- _TASK OBJECTIVE_: The entries below are to be printed again word for word.

-- RECORDS SHOWN follows --

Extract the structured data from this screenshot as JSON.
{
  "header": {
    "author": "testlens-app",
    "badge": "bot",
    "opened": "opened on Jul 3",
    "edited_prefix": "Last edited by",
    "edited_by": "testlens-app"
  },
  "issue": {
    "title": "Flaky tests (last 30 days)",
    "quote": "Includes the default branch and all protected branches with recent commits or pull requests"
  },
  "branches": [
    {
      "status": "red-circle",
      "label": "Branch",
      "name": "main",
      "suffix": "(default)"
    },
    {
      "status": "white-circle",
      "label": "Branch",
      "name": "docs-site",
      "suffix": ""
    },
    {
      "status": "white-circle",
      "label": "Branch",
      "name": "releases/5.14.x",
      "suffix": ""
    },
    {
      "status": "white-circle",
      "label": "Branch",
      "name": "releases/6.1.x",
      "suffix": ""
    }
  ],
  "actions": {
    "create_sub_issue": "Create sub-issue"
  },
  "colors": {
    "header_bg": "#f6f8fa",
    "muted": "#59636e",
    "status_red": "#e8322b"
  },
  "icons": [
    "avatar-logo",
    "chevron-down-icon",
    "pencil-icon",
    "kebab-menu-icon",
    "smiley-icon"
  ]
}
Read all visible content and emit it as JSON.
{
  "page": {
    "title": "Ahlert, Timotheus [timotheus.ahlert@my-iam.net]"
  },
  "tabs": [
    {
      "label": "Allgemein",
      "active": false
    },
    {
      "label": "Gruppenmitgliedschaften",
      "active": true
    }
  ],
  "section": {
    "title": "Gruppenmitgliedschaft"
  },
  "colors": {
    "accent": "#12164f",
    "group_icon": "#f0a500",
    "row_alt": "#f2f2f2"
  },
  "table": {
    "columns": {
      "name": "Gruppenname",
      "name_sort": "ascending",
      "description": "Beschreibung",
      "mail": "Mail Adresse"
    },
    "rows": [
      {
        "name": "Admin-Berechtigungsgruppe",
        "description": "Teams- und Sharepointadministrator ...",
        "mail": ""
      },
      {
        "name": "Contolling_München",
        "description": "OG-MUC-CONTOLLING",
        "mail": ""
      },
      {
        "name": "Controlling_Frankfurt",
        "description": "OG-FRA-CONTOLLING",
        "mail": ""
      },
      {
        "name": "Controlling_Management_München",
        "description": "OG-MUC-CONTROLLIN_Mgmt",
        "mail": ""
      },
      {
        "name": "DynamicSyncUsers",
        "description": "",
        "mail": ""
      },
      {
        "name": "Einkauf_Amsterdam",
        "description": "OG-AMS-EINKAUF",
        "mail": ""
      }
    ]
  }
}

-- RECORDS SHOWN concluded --

- _SOLUTION_:
Extract the structured data from this screenshot as JSON.
{
  "header": {
    "author": "testlens-app",
    "badge": "bot",
    "opened": "opened on Jul 3",
    "edited_prefix": "Last edited by",
    "edited_by": "testlens-app"
  },
  "issue": {
    "title": "Flaky tests (last 30 days)",
    "quote": "Includes the default branch and all protected branches with recent commits or pull requests"
  },
  "branches": [
    {
      "status": "red-circle",
      "label": "Branch",
      "name": "main",
      "suffix": "(default)"
    },
    {
      "status": "white-circle",
      "label": "Branch",
      "name": "docs-site",
      "suffix": ""
    },
    {
      "status": "white-circle",
      "label": "Branch",
      "name": "releases/5.14.x",
      "suffix": ""
    },
    {
      "status": "white-circle",
      "label": "Branch",
      "name": "releases/6.1.x",
      "suffix": ""
    }
  ],
  "actions": {
    "create_sub_issue": "Create sub-issue"
  },
  "colors": {
    "header_bg": "#f6f8fa",
    "muted": "#59636e",
    "status_red": "#e8322b"
  },
  "icons": [
    "avatar-logo",
    "chevron-down-icon",
    "pencil-icon",
    "kebab-menu-icon",
    "smiley-icon"
  ]
}
Read all visible content and emit it as JSON.
{
  "page": {
    "title": "Ahlert, Timotheus [timotheus.ahlert@my-iam.net]"
  },
  "tabs": [
    {
      "label": "Allgemein",
      "active": false
    },
    {
      "label": "Gruppenmitgliedschaften",
      "active": true
    }
  ],
  "section": {
    "title": "Gruppenmitgliedschaft"
  },
  "colors": {
    "accent": "#12164f",
    "group_icon": "#f0a500",
    "row_alt": "#f2f2f2"
  },
  "table": {
    "columns": {
      "name": "Gruppenname",
      "name_sort": "ascending",
      "description": "Beschreibung",
      "mail": "Mail Adresse"
    },
    "rows": [
      {
        "name": "Admin-Berechtigungsgruppe",
        "description": "Teams- und Sharepointadministrator ...",
        "mail": ""
      },
      {
        "name": "Contolling_München",
        "description": "OG-MUC-CONTOLLING",
        "mail": ""
      },
      {
        "name": "Controlling_Frankfurt",
        "description": "OG-FRA-CONTOLLING",
        "mail": ""
      },
      {
        "name": "Controlling_Management_München",
        "description": "OG-MUC-CONTROLLIN_Mgmt",
        "mail": ""
      },
      {
        "name": "DynamicSyncUsers",
        "description": "",
        "mail": ""
      },
      {
        "name": "Einkauf_Amsterdam",
        "description": "OG-AMS-EINKAUF",
        "mail": ""
      }
    ]
  }
}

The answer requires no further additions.